Exchanges use the collateral address signatures to verify that the accounts you list belong to you, and will look at the reserve in those accounts.

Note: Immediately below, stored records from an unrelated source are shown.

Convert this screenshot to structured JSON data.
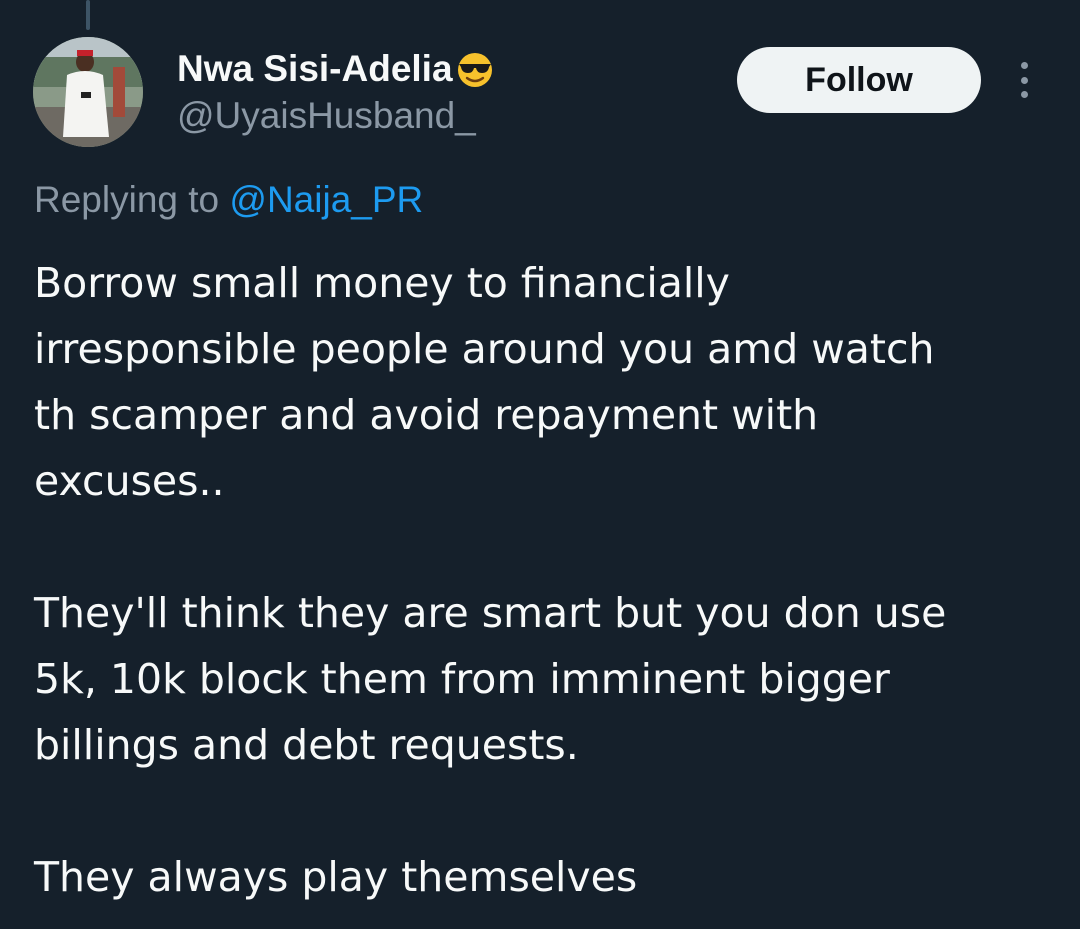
{
  "user": {
    "display_name": "Nwa Sisi-Adelia",
    "name_emoji": "smiling-face-with-sunglasses-icon",
    "handle": "@UyaisHusband_"
  },
  "actions": {
    "follow_label": "Follow",
    "more_icon": "more-vertical-icon"
  },
  "reply": {
    "prefix": "Replying to",
    "target": "@Naija_PR"
  },
  "tweet": {
    "paragraphs": [
      "Borrow small money to financially\nirresponsible people around you amd watch\nth scamper and avoid repayment with\nexcuses..",
      "They'll think they are smart but you don use\n5k, 10k block them from imminent bigger\nbillings and debt requests.",
      "They always play themselves"
    ]
  },
  "colors": {
    "background": "#15202b",
    "text_primary": "#f7f9f9",
    "text_secondary": "#8b98a5",
    "link": "#1d9bf0",
    "follow_button_bg": "#eff3f4"
  }
}
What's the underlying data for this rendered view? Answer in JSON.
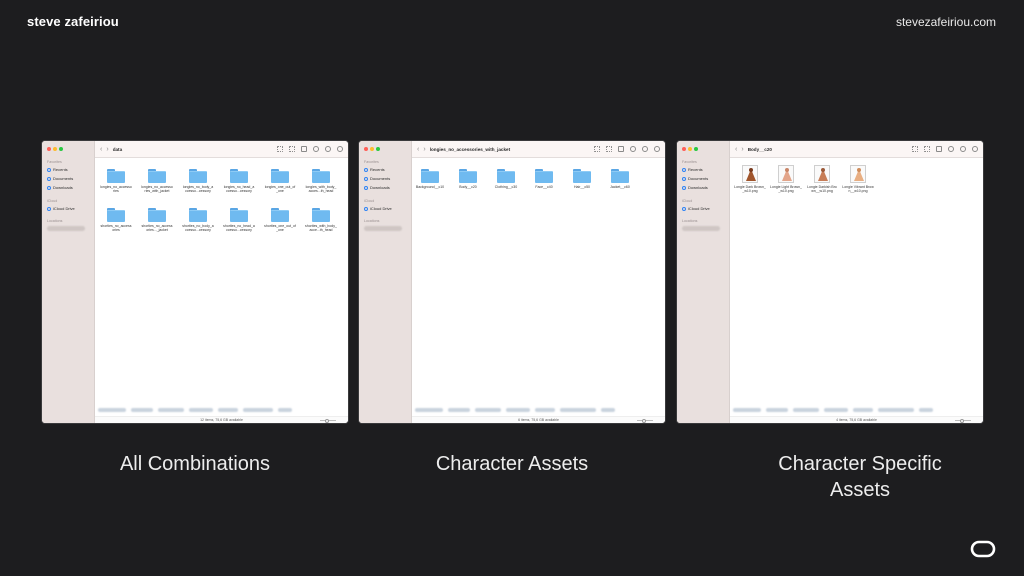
{
  "header": {
    "brand": "steve zafeiriou",
    "site": "stevezafeiriou.com"
  },
  "sidebar": {
    "favorites": "Favorites",
    "recents": "Recents",
    "documents": "Documents",
    "downloads": "Downloads",
    "icloud": "iCloud",
    "icloud_drive": "iCloud Drive",
    "locations": "Locations"
  },
  "windows": [
    {
      "title": "data",
      "items": [
        "longies_no_accessories",
        "longies_no_accessories_with_jacket",
        "longies_no_body_accesso...cessory",
        "longies_no_head_accesso...cessory",
        "longies_one_out_of_one",
        "longies_with_body_acces...th_head",
        "shorties_no_accessories",
        "shorties_no_accessories..._jacket",
        "shorties_no_body_accesso...cessory",
        "shorties_no_head_accesso...cessory",
        "shorties_one_out_of_one",
        "shorties_with_body_acce...th_head"
      ],
      "status": "12 items, 75,6 GB available",
      "caption": "All Combinations"
    },
    {
      "title": "longies_no_accessories_with_jacket",
      "items": [
        "Background__c10",
        "Body__c20",
        "Clothing__c30",
        "Face__c40",
        "Hair__c50",
        "Jacket__c60"
      ],
      "status": "6 items, 75,6 GB available",
      "caption": "Character Assets"
    },
    {
      "title": "Body__c20",
      "items": [
        "Longie Dark Brown__w10.png",
        "Longie Light Brown__w10.png",
        "Longie Darkish Brown__w10.png",
        "Longie Vibrant Brown__w10.png"
      ],
      "status": "4 items, 75,6 GB available",
      "caption": "Character Specific Assets"
    }
  ],
  "colors": {
    "background": "#1d1d1f",
    "folder": "#6fbaf0",
    "sidebar": "#e9e0de"
  },
  "icons": [
    "back-chevron-icon",
    "forward-chevron-icon",
    "grid-view-icon",
    "share-icon",
    "tag-icon",
    "more-icon",
    "search-icon",
    "folder-icon",
    "logo-icon"
  ]
}
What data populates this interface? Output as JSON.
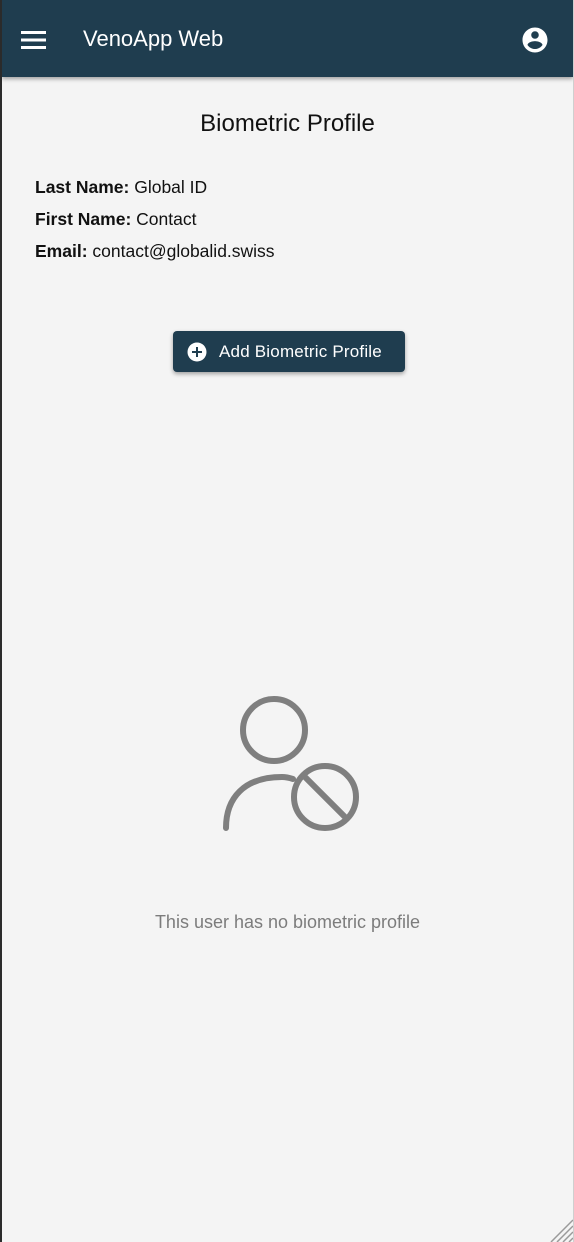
{
  "appbar": {
    "title": "VenoApp Web",
    "menu_icon": "menu-icon",
    "account_icon": "account-circle-icon",
    "color": "#1f3d4f"
  },
  "page": {
    "title": "Biometric Profile"
  },
  "user_info": {
    "last_name_label": "Last Name:",
    "last_name_value": "Global ID",
    "first_name_label": "First Name:",
    "first_name_value": "Contact",
    "email_label": "Email:",
    "email_value": "contact@globalid.swiss"
  },
  "actions": {
    "add_biometric_profile_label": "Add Biometric Profile",
    "add_icon": "add-circle-icon"
  },
  "empty_state": {
    "icon": "user-blocked-icon",
    "message": "This user has no biometric profile",
    "text_color": "#7c7c7c"
  }
}
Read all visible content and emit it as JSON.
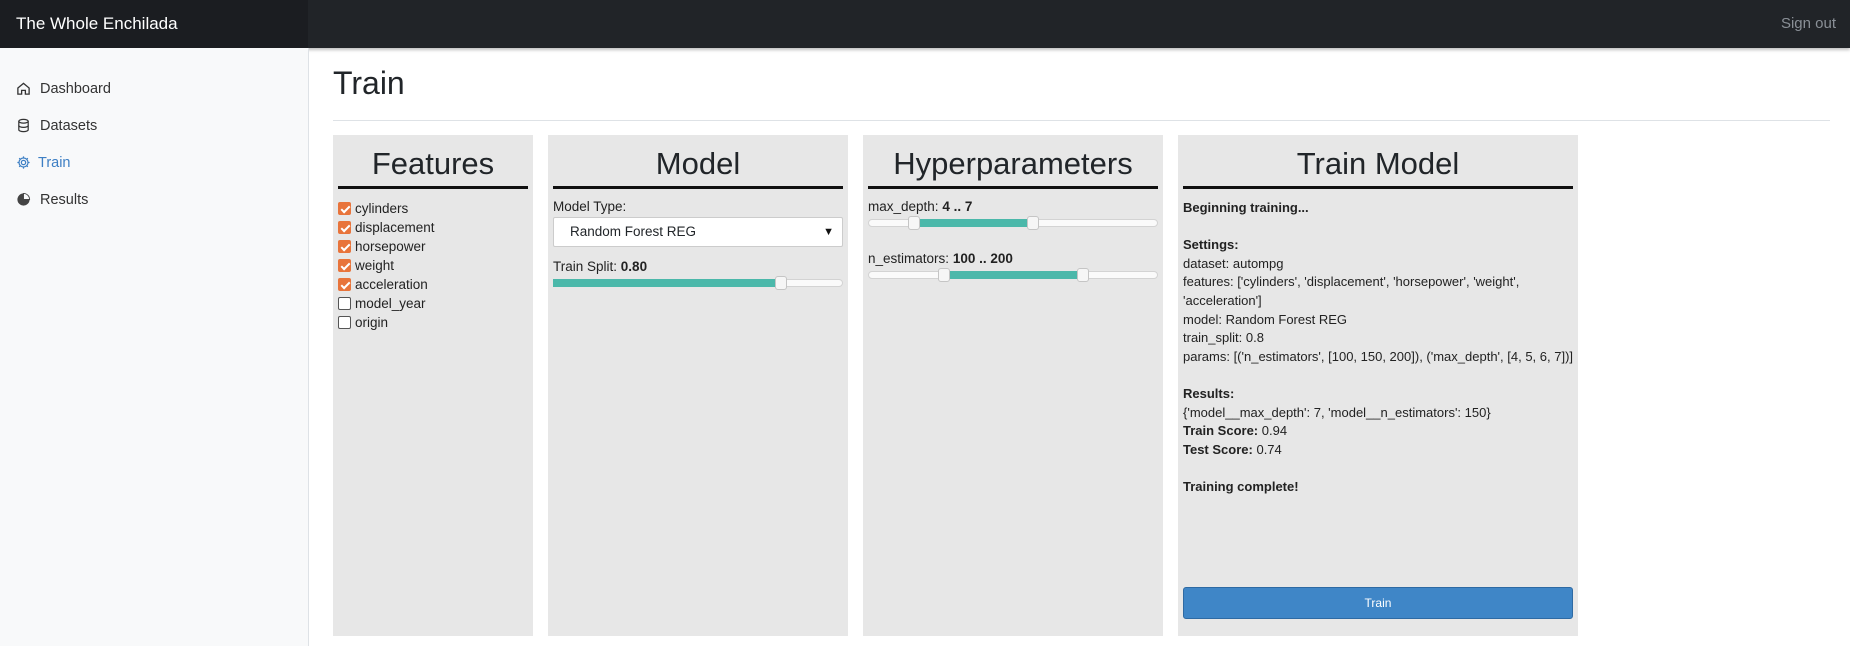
{
  "app": {
    "brand": "The Whole Enchilada",
    "signout": "Sign out"
  },
  "sidebar": {
    "items": [
      {
        "label": "Dashboard",
        "icon": "home-icon"
      },
      {
        "label": "Datasets",
        "icon": "database-icon"
      },
      {
        "label": "Train",
        "icon": "gear-icon",
        "active": true
      },
      {
        "label": "Results",
        "icon": "pie-chart-icon"
      }
    ]
  },
  "page": {
    "title": "Train"
  },
  "features": {
    "title": "Features",
    "items": [
      {
        "label": "cylinders",
        "checked": true
      },
      {
        "label": "displacement",
        "checked": true
      },
      {
        "label": "horsepower",
        "checked": true
      },
      {
        "label": "weight",
        "checked": true
      },
      {
        "label": "acceleration",
        "checked": true
      },
      {
        "label": "model_year",
        "checked": false
      },
      {
        "label": "origin",
        "checked": false
      }
    ]
  },
  "model": {
    "title": "Model",
    "type_label": "Model Type:",
    "type_value": "Random Forest REG",
    "split_label": "Train Split:",
    "split_value": "0.80",
    "split_fraction": 0.8
  },
  "hyperparameters": {
    "title": "Hyperparameters",
    "max_depth_label": "max_depth:",
    "max_depth_value": "4 .. 7",
    "max_depth_range": [
      4,
      7
    ],
    "n_estimators_label": "n_estimators:",
    "n_estimators_value": "100 .. 200",
    "n_estimators_range": [
      100,
      200
    ]
  },
  "train_model": {
    "title": "Train Model",
    "beginning": "Beginning training...",
    "settings_heading": "Settings:",
    "dataset": "dataset: autompg",
    "features": "features: ['cylinders', 'displacement', 'horsepower', 'weight', 'acceleration']",
    "model": "model: Random Forest REG",
    "train_split": "train_split: 0.8",
    "params": "params: [('n_estimators', [100, 150, 200]), ('max_depth', [4, 5, 6, 7])]",
    "results_heading": "Results:",
    "results": "{'model__max_depth': 7, 'model__n_estimators': 150}",
    "train_score_label": "Train Score:",
    "train_score_value": "0.94",
    "test_score_label": "Test Score:",
    "test_score_value": "0.74",
    "complete": "Training complete!",
    "button": "Train"
  },
  "colors": {
    "accent": "#3d7fc4",
    "checkbox": "#e8743b",
    "slider_fill": "#4bb8aa",
    "button": "#3f86c7"
  }
}
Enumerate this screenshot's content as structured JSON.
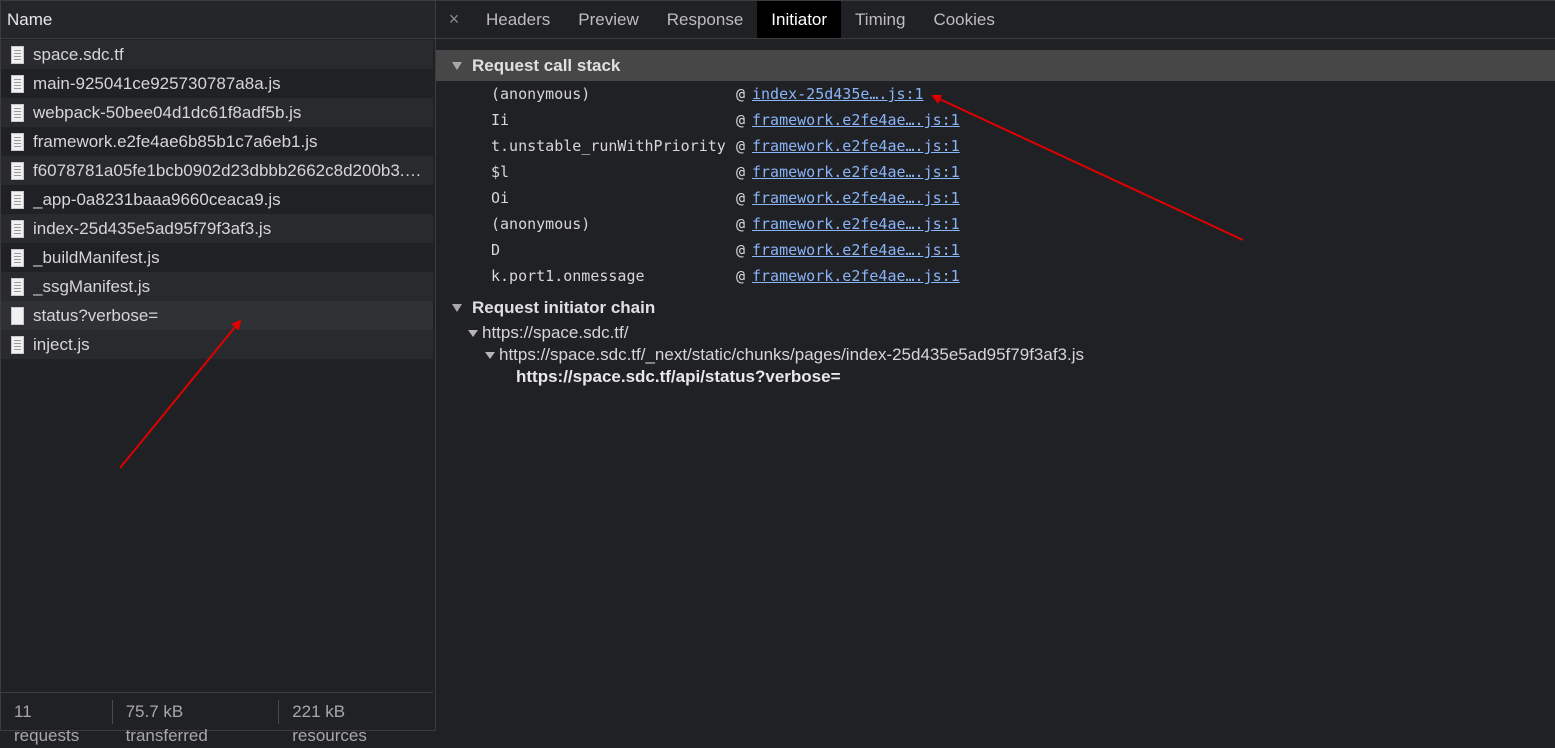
{
  "left_panel": {
    "header": "Name",
    "files": [
      {
        "name": "space.sdc.tf"
      },
      {
        "name": "main-925041ce925730787a8a.js"
      },
      {
        "name": "webpack-50bee04d1dc61f8adf5b.js"
      },
      {
        "name": "framework.e2fe4ae6b85b1c7a6eb1.js"
      },
      {
        "name": "f6078781a05fe1bcb0902d23dbbb2662c8d200b3.9…"
      },
      {
        "name": "_app-0a8231baaa9660ceaca9.js"
      },
      {
        "name": "index-25d435e5ad95f79f3af3.js"
      },
      {
        "name": "_buildManifest.js"
      },
      {
        "name": "_ssgManifest.js"
      },
      {
        "name": "status?verbose="
      },
      {
        "name": "inject.js"
      }
    ],
    "status": {
      "requests": "11 requests",
      "transferred": "75.7 kB transferred",
      "resources": "221 kB resources"
    }
  },
  "tabs": {
    "close": "×",
    "items": [
      "Headers",
      "Preview",
      "Response",
      "Initiator",
      "Timing",
      "Cookies"
    ],
    "active": "Initiator"
  },
  "call_stack": {
    "title": "Request call stack",
    "rows": [
      {
        "fn": "(anonymous)",
        "at": "@",
        "src": "index-25d435e….js:1"
      },
      {
        "fn": "Ii",
        "at": "@",
        "src": "framework.e2fe4ae….js:1"
      },
      {
        "fn": "t.unstable_runWithPriority",
        "at": "@",
        "src": "framework.e2fe4ae….js:1"
      },
      {
        "fn": "$l",
        "at": "@",
        "src": "framework.e2fe4ae….js:1"
      },
      {
        "fn": "Oi",
        "at": "@",
        "src": "framework.e2fe4ae….js:1"
      },
      {
        "fn": "(anonymous)",
        "at": "@",
        "src": "framework.e2fe4ae….js:1"
      },
      {
        "fn": "D",
        "at": "@",
        "src": "framework.e2fe4ae….js:1"
      },
      {
        "fn": "k.port1.onmessage",
        "at": "@",
        "src": "framework.e2fe4ae….js:1"
      }
    ]
  },
  "initiator_chain": {
    "title": "Request initiator chain",
    "items": [
      "https://space.sdc.tf/",
      "https://space.sdc.tf/_next/static/chunks/pages/index-25d435e5ad95f79f3af3.js",
      "https://space.sdc.tf/api/status?verbose="
    ]
  },
  "colors": {
    "background": "#202124",
    "link": "#8ab4f8",
    "annotation_arrow": "#e00000",
    "active_tab": "#000000"
  }
}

If you cannot prove 100% reserve, it is unlikely they will list your token.
[[CURRENCIES]] code="BTC" issuer="GAOO3LWBC4XF6VWRP5ESJ6IBHAISVJMSBTALHOQM2EZG7Q477UWA6L7U" status=”live” display_decimals=7 name=”Bitcoin” desc=”Organization promises to purchase each BTC token from any holder for the value of 1 Bitcoin” conditions="Withdrawal fees apply" image="https://domain.com/img/Bitcoin-100x100.png" anchor_asset_type="crypto" anchor_asset="BTC" redemption_instructions="Use SEP6 with our federation server" collateral_addresses=["2C1mCx3ukix1KfegAY5zgQJV7sanAciZpv"] collateral_address_signatures=["304502206e21798a42fae0e854281abd38bacd1aeed3ee3738d9e1446618c4571d10"]
After you’ve followed the steps above to complete your stellar.toml, post it at the following location:
Enable CORS so people can access this file from other sites, and set the following header for an HTTP response for a /.well-known/stellar.toml file request.
Once you’ve done that, you’re all set! Now apps and buyers can access all the information you’ve provided with a simple HTTP request.
If you want to see a stellar.toml done right, take a look at Stronghold’s here. You can easily find out everything you need to know about the company, their Stellar accounts, their points of contact, and their tokens, and you can take steps to verify that information.
If your stellar.toml looks like Stronghold’s, exchanges and buyers will take notice.